During the evening I sent out several parties and secured the arms, equipments, and ammunition of many of the killed and wounded, and issued to the brigade three days' additional rations, which had been received from the supply train at camp.
At 3 o'clock the following morning (Sunday, December 14), by order of General Taylor, commanding division, I moved my command to the extreme left of the lines, and deployed the brigade in single line of battle,at right angles with the river, as a support to Doubleday's division, the Second and Third Brigades being deployed in two parallel lines in my rear. In this position the brigade was exposed to an enfilading fire from the enemy's artillery, which continued with occasional intermission throughout the day. At 4 p.m. the enemy had obtained the range of my position so accurately as to render it expedient to withdraw my line slightly to the left and rear, when, by lying down, the men were partially sheltered, and escaped loss. The brigade remained on its arms during the night.
On the following day (Monday, December 15,), the brigade was thoroughly inspected, while under fire, by Captain Lee, acting inspector-general. In the afternoon, by order of General Taylor, I sent out a strong patrol to the rear of the First Army Corps and arrested 140 stragglers, sent their names to division headquarters, and forwarded the men under guard to their respective regimental commanders.
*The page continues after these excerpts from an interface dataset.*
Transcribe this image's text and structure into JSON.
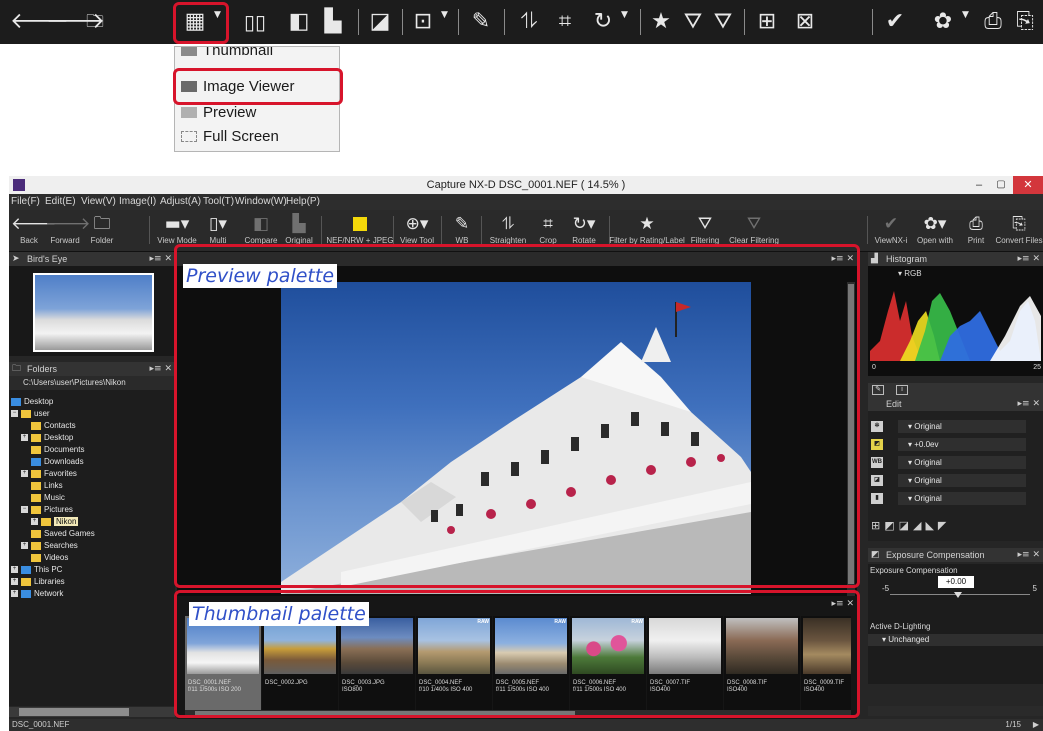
{
  "zoom_toolbar": {
    "icons": [
      "back-arrow-icon",
      "forward-arrow-icon",
      "open-folder-icon",
      "grid-view-icon",
      "multi-view-icon",
      "compare-icon",
      "original-icon",
      "nef-jpeg-icon",
      "view-tool-icon",
      "white-balance-icon",
      "straighten-icon",
      "crop-icon",
      "rotate-icon",
      "star-icon",
      "filter-icon",
      "clear-filter-icon",
      "batch-icon",
      "delete-batch-icon",
      "viewnx-icon",
      "app-icon",
      "print-icon",
      "convert-icon"
    ],
    "menu_items": [
      "Thumbnail",
      "Image Viewer",
      "Preview",
      "Full Screen"
    ]
  },
  "window": {
    "title": "Capture NX-D     DSC_0001.NEF ( 14.5% )",
    "minimize": "–",
    "maximize": "▢",
    "close": "✕"
  },
  "menubar": [
    "File(F)",
    "Edit(E)",
    "View(V)",
    "Image(I)",
    "Adjust(A)",
    "Tool(T)",
    "Window(W)",
    "Help(P)"
  ],
  "toolbar": {
    "back": "Back",
    "forward": "Forward",
    "folder": "Folder",
    "view_mode": "View Mode",
    "multi": "Multi",
    "compare": "Compare",
    "original": "Original",
    "nef_jpeg": "NEF/NRW + JPEG",
    "view_tool": "View Tool",
    "wb": "WB",
    "straighten": "Straighten",
    "crop": "Crop",
    "rotate": "Rotate",
    "filter_rating": "Filter by Rating/Label",
    "filtering": "Filtering",
    "clear_filtering": "Clear Filtering",
    "viewnx": "ViewNX-i",
    "open_with": "Open with",
    "print": "Print",
    "convert_files": "Convert Files"
  },
  "birds_eye": {
    "title": "Bird's Eye"
  },
  "folders": {
    "title": "Folders",
    "path": "C:\\Users\\user\\Pictures\\Nikon",
    "tree": [
      "Desktop",
      "user",
      "Contacts",
      "Desktop",
      "Documents",
      "Downloads",
      "Favorites",
      "Links",
      "Music",
      "Pictures",
      "Nikon",
      "Saved Games",
      "Searches",
      "Videos",
      "This PC",
      "Libraries",
      "Network"
    ]
  },
  "preview": {
    "annotation": "Preview palette"
  },
  "thumbnails": {
    "annotation": "Thumbnail palette",
    "items": [
      {
        "name": "DSC_0001.NEF",
        "meta": "f/11 1/500s ISO 200",
        "raw": ""
      },
      {
        "name": "DSC_0002.JPG",
        "meta": "",
        "raw": ""
      },
      {
        "name": "DSC_0003.JPG",
        "meta": "ISO800",
        "raw": ""
      },
      {
        "name": "DSC_0004.NEF",
        "meta": "f/10 1/400s ISO 400",
        "raw": "RAW"
      },
      {
        "name": "DSC_0005.NEF",
        "meta": "f/11 1/500s ISO 400",
        "raw": "RAW"
      },
      {
        "name": "DSC_0006.NEF",
        "meta": "f/11 1/500s ISO 400",
        "raw": "RAW"
      },
      {
        "name": "DSC_0007.TIF",
        "meta": "ISO400",
        "raw": ""
      },
      {
        "name": "DSC_0008.TIF",
        "meta": "ISO400",
        "raw": ""
      },
      {
        "name": "DSC_0009.TIF",
        "meta": "ISO400",
        "raw": ""
      }
    ]
  },
  "histogram": {
    "title": "Histogram",
    "channel": "RGB",
    "min": "0",
    "max": "25"
  },
  "edit": {
    "title": "Edit",
    "rows": [
      "Original",
      "+0.0ev",
      "Original",
      "Original",
      "Original"
    ],
    "row_icons": [
      "gear-icon",
      "exposure-icon",
      "wb-icon",
      "picture-control-icon",
      "level-icon"
    ]
  },
  "exposure": {
    "title": "Exposure Compensation",
    "label": "Exposure Compensation",
    "value": "+0.00",
    "min": "-5",
    "max": "5"
  },
  "active_d_lighting": {
    "label": "Active D-Lighting",
    "value": "Unchanged"
  },
  "status": {
    "file": "DSC_0001.NEF",
    "page": "1/15"
  },
  "colors": {
    "highlight": "#d7142b",
    "annotation_text": "#3050c8",
    "app_bg": "#262626"
  }
}
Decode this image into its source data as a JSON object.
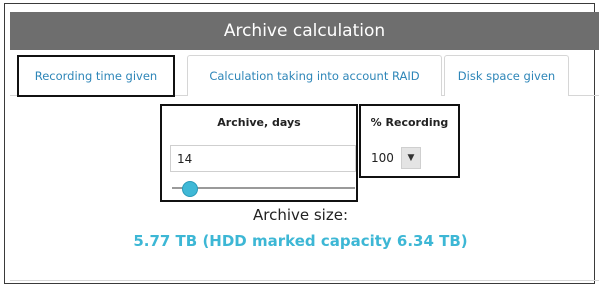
{
  "header": {
    "title": "Archive calculation"
  },
  "tabs": [
    {
      "label": "Recording time given",
      "active": true
    },
    {
      "label": "Calculation taking into account RAID",
      "active": false
    },
    {
      "label": "Disk space given",
      "active": false
    }
  ],
  "archive": {
    "label": "Archive, days",
    "value": "14",
    "slider_fraction": 0.1
  },
  "recording": {
    "label": "% Recording",
    "selected": "100",
    "caret_icon": "caret-down-icon"
  },
  "result": {
    "label": "Archive size:",
    "value": "5.77 TB (HDD marked capacity 6.34 TB)"
  },
  "colors": {
    "header_bg": "#6e6e6e",
    "tab_text": "#2e86b8",
    "accent": "#3db7d5",
    "slider_handle": "#3fb8d6"
  }
}
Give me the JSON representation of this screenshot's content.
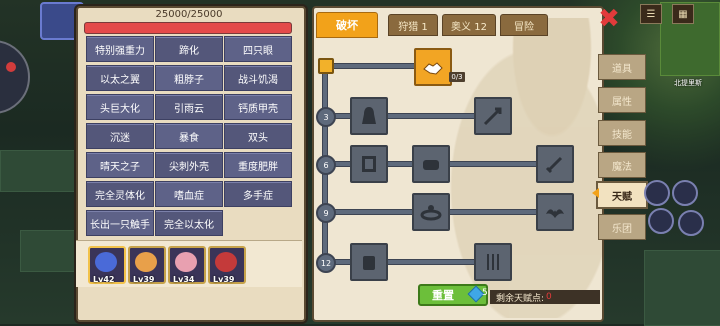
{
  "hp": {
    "text": "25000/25000",
    "fraction": 1.0
  },
  "modifiers": [
    [
      "特别强重力",
      "蹄化",
      "四只眼"
    ],
    [
      "以太之翼",
      "粗脖子",
      "战斗饥渴"
    ],
    [
      "头巨大化",
      "引雨云",
      "钙质甲壳"
    ],
    [
      "沉迷",
      "暴食",
      "双头"
    ],
    [
      "晴天之子",
      "尖刺外壳",
      "重度肥胖"
    ],
    [
      "完全灵体化",
      "嗜血症",
      "多手症"
    ],
    [
      "长出一只触手",
      "完全以太化"
    ]
  ],
  "units": [
    {
      "level": "Lv42",
      "color": "#4a6ad8"
    },
    {
      "level": "Lv39",
      "color": "#e8a04a"
    },
    {
      "level": "Lv34",
      "color": "#e8a0b0"
    },
    {
      "level": "Lv39",
      "color": "#c43a3a"
    }
  ],
  "tabs": [
    "破坏",
    "狩猎 1",
    "奥义 12",
    "冒险"
  ],
  "talent_tree": {
    "top_progress": "0/3",
    "rows": [
      "3",
      "6",
      "9",
      "12"
    ]
  },
  "side_menu": [
    "道具",
    "属性",
    "技能",
    "魔法",
    "天赋",
    "乐团"
  ],
  "active_side": "天赋",
  "reset": {
    "label": "重置",
    "cost": "5"
  },
  "remaining": {
    "label": "剩余天赋点:",
    "value": "0"
  },
  "map": {
    "label": "北提里斯"
  }
}
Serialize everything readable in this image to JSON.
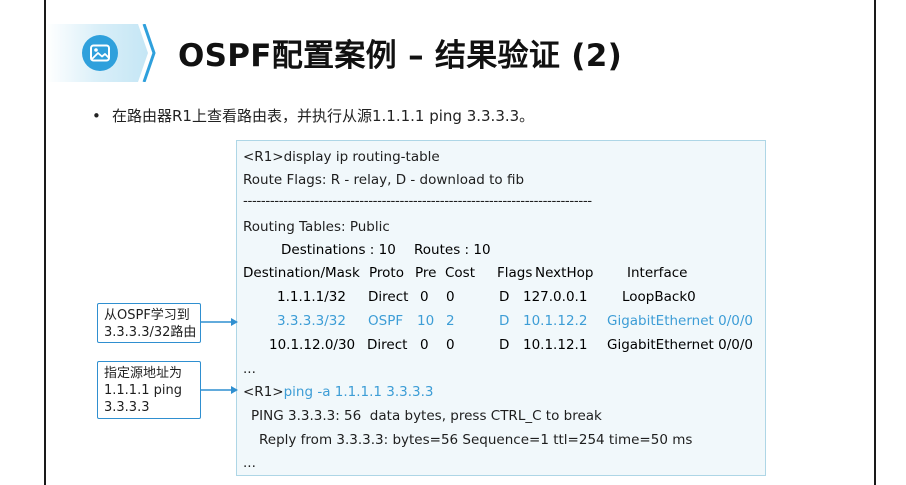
{
  "slide": {
    "title": "OSPF配置案例 – 结果验证 (2)",
    "title_icon": "image-icon",
    "accent_color": "#2fa0dc",
    "bullet": "在路由器R1上查看路由表，并执行从源1.1.1.1 ping 3.3.3.3。"
  },
  "terminal": {
    "prompt": "<R1>",
    "command1": "display ip routing-table",
    "flags_line": "Route Flags: R - relay, D - download to fib",
    "separator": "------------------------------------------------------------------------------",
    "tables_line": "Routing Tables: Public",
    "destinations_label": "Destinations : 10",
    "routes_label": "Routes : 10",
    "columns": [
      "Destination/Mask",
      "Proto",
      "Pre",
      "Cost",
      "Flags",
      "NextHop",
      "Interface"
    ],
    "rows": [
      {
        "dest": "1.1.1.1/32",
        "proto": "Direct",
        "pre": "0",
        "cost": "0",
        "flags": "D",
        "nexthop": "127.0.0.1",
        "iface": "LoopBack0"
      },
      {
        "dest": "3.3.3.3/32",
        "proto": "OSPF",
        "pre": "10",
        "cost": "2",
        "flags": "D",
        "nexthop": "10.1.12.2",
        "iface": "GigabitEthernet 0/0/0"
      },
      {
        "dest": "10.1.12.0/30",
        "proto": "Direct",
        "pre": "0",
        "cost": "0",
        "flags": "D",
        "nexthop": "10.1.12.1",
        "iface": "GigabitEthernet 0/0/0"
      }
    ],
    "ellipsis1": "...",
    "command2": "ping -a 1.1.1.1 3.3.3.3",
    "ping_line": "PING 3.3.3.3: 56  data bytes, press CTRL_C to break",
    "reply_line": "Reply from 3.3.3.3: bytes=56 Sequence=1 ttl=254 time=50 ms",
    "ellipsis2": "...",
    "highlight_color": "#3d9dd6"
  },
  "notes": {
    "note1": [
      "从OSPF学习到",
      "3.3.3.3/32路由"
    ],
    "note2": [
      "指定源地址为",
      "1.1.1.1 ping",
      "3.3.3.3"
    ]
  }
}
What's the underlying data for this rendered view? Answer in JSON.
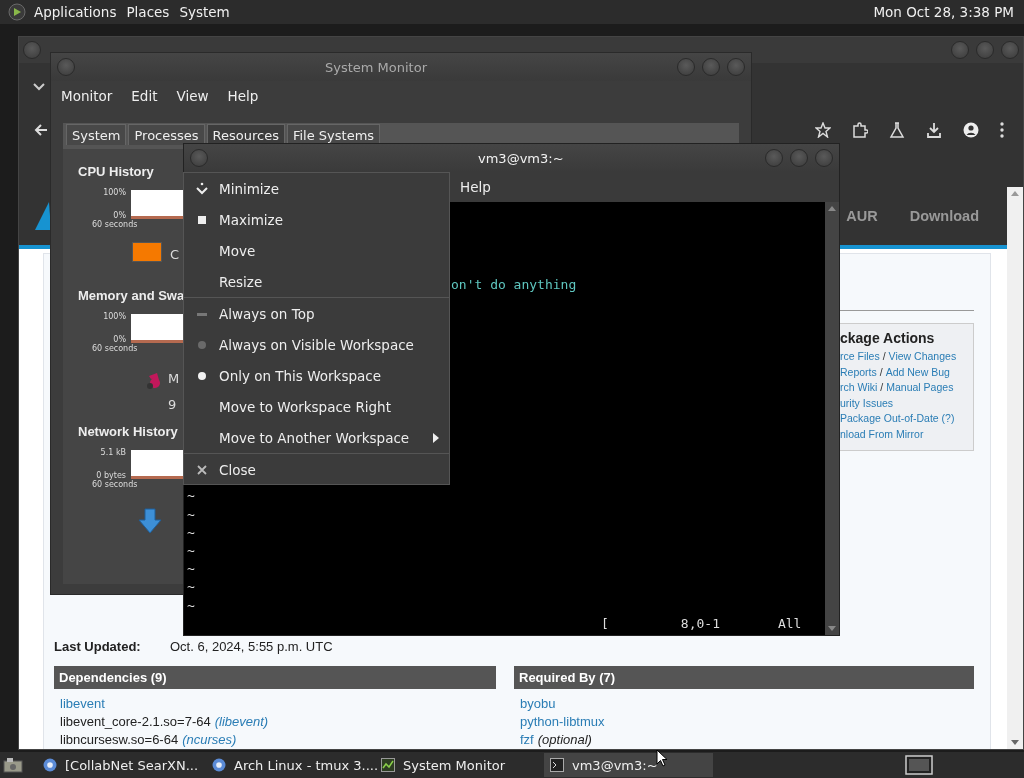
{
  "top_panel": {
    "menus": [
      "Applications",
      "Places",
      "System"
    ],
    "clock": "Mon Oct 28, 3:38 PM"
  },
  "browser": {
    "nav_links": [
      "AUR",
      "Download"
    ],
    "package_actions": {
      "title": "ckage Actions",
      "lines": [
        [
          {
            "text": "rce Files",
            "kind": "link"
          },
          {
            "text": "/",
            "kind": "plain"
          },
          {
            "text": "View Changes",
            "kind": "link"
          }
        ],
        [
          {
            "text": "Reports",
            "kind": "link"
          },
          {
            "text": "/",
            "kind": "plain"
          },
          {
            "text": "Add New Bug",
            "kind": "link"
          }
        ],
        [
          {
            "text": "rch Wiki",
            "kind": "link"
          },
          {
            "text": "/",
            "kind": "plain"
          },
          {
            "text": "Manual Pages",
            "kind": "link"
          }
        ],
        [
          {
            "text": "urity Issues",
            "kind": "link"
          }
        ],
        [
          {
            "text": "Package Out-of-Date (?)",
            "kind": "link"
          }
        ],
        [
          {
            "text": "nload From Mirror",
            "kind": "link"
          }
        ]
      ]
    },
    "last_updated": {
      "label": "Last Updated:",
      "value": "Oct. 6, 2024, 5:55 p.m. UTC"
    },
    "panels": [
      {
        "title": "Dependencies (9)",
        "items": [
          {
            "name": "libevent",
            "kind": "link"
          },
          {
            "name": "libevent_core-2.1.so=7-64",
            "kind": "plain",
            "note": {
              "text": "(libevent)",
              "kind": "link"
            }
          },
          {
            "name": "libncursesw.so=6-64",
            "kind": "plain",
            "note": {
              "text": "(ncurses)",
              "kind": "link"
            }
          }
        ]
      },
      {
        "title": "Required By (7)",
        "items": [
          {
            "name": "byobu",
            "kind": "link"
          },
          {
            "name": "python-libtmux",
            "kind": "link"
          },
          {
            "name": "fzf",
            "kind": "link",
            "note": {
              "text": "(optional)",
              "kind": "plain"
            }
          }
        ]
      }
    ]
  },
  "system_monitor": {
    "title": "System Monitor",
    "menus": [
      "Monitor",
      "Edit",
      "View",
      "Help"
    ],
    "tabs": [
      {
        "label": "System",
        "selected": false
      },
      {
        "label": "Processes",
        "selected": false
      },
      {
        "label": "Resources",
        "selected": true
      },
      {
        "label": "File Systems",
        "selected": false
      }
    ],
    "sections": [
      {
        "title": "CPU History",
        "y_max": "100%",
        "y_min": "0%",
        "x_label": "60 seconds",
        "legend": {
          "kind": "swatch",
          "color": "#f57900"
        },
        "legend_texts": [
          "C"
        ]
      },
      {
        "title": "Memory and Swa",
        "y_max": "100%",
        "y_min": "0%",
        "x_label": "60 seconds",
        "legend": {
          "kind": "pie",
          "color": "#c2185b"
        },
        "legend_texts": [
          "M",
          "9"
        ]
      },
      {
        "title": "Network History",
        "y_max": "5.1 kB",
        "y_min": "0 bytes",
        "x_label": "60 seconds",
        "legend": {
          "kind": "download",
          "color": "#3d8fd6"
        }
      }
    ]
  },
  "terminal": {
    "title": "vm3@vm3:~",
    "menus": [
      "Help"
    ],
    "text_line": "on't do anything",
    "tildes": [
      "~",
      "~",
      "~",
      "~",
      "~",
      "~",
      "~"
    ],
    "status": [
      "[",
      "8,0-1",
      "All"
    ]
  },
  "window_menu": {
    "groups": [
      [
        {
          "label": "Minimize",
          "kind": "minimize"
        },
        {
          "label": "Maximize",
          "kind": "maximize"
        },
        {
          "label": "Move",
          "kind": "plain"
        },
        {
          "label": "Resize",
          "kind": "plain"
        }
      ],
      [
        {
          "label": "Always on Top",
          "kind": "check",
          "checked": false
        },
        {
          "label": "Always on Visible Workspace",
          "kind": "radio",
          "selected": false
        },
        {
          "label": "Only on This Workspace",
          "kind": "radio",
          "selected": true
        },
        {
          "label": "Move to Workspace Right",
          "kind": "plain"
        },
        {
          "label": "Move to Another Workspace",
          "kind": "submenu"
        }
      ],
      [
        {
          "label": "Close",
          "kind": "close"
        }
      ]
    ]
  },
  "taskbar": {
    "items": [
      {
        "label": "[CollabNet SearXN...",
        "kind": "browser",
        "selected": false
      },
      {
        "label": "Arch Linux - tmux 3....",
        "kind": "browser",
        "selected": false
      },
      {
        "label": "System Monitor",
        "kind": "monitor",
        "selected": false
      },
      {
        "label": "vm3@vm3:~",
        "kind": "terminal",
        "selected": true
      }
    ]
  }
}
I also visited the neighborhood of the action of the 13th instant, in search of such of the wounded of my brigade as might have been left on the field, and, through the courtesy of the officer commanding the enemy's pickets, was enabled to make a through search of the field nearly as far as the railroad, without, however, finding any of my wounded.
At 10 p.m., pursuant to an order from General Taylor in person, I silently formed the brigade, marched to the pontoon bridge, and recrossed the Rappahannock River, bivouacking at midnight upon the plateau on this side.
The loss of the brigade during the three days' action is shown by the regimental reports (which are herewith submitted) to have been as follows: Officers killed,2; wounded,26; missing,4; total,32. Enlisted men killed,50; wounded, 343; missing,53; total,446. Aggregate,478.*
I am happy in being able to bear testimony to the gallant manner in which the regimental commanders took their men into action, and I deem it a duty no less than a pleasure to make especial mention of the Sixteenth Maine Volunteers, Lieutenant-Colonel Tilden commanding. This regiment is a new one, and here fought its first battle, and I felt some apprehension lest the terrible fire from the enemy's concealed rifle-pits would be too severe a trial for its men. But the gallant manner in which this regiment charged the enemy's position excited my surprise and admiration, and reflected the highest honor upon its officers and soldiers.
Previous to the battle 38 men of this regiment had volunteered to do duty with Hall's battery, and their conduct is represented by Captain Hall to have been creditable in the highest degree. The Ninety-fourth New York Volunteers, Major Kress commanding; the One hundred and fourth New York Volunteers, Colonel Prey; the One hundred and fifth New York Volunteers, Major Sharp commanding, and the One hundred and seventh Pennsylvania Volunteers, Colonel McCoy, are comparatively veteran regiments, and have been tried upon a number of hard-fought battle-fields. In doing their entire duty during the recent engagements they did what I expected of them.
*But see revised statement,p.138.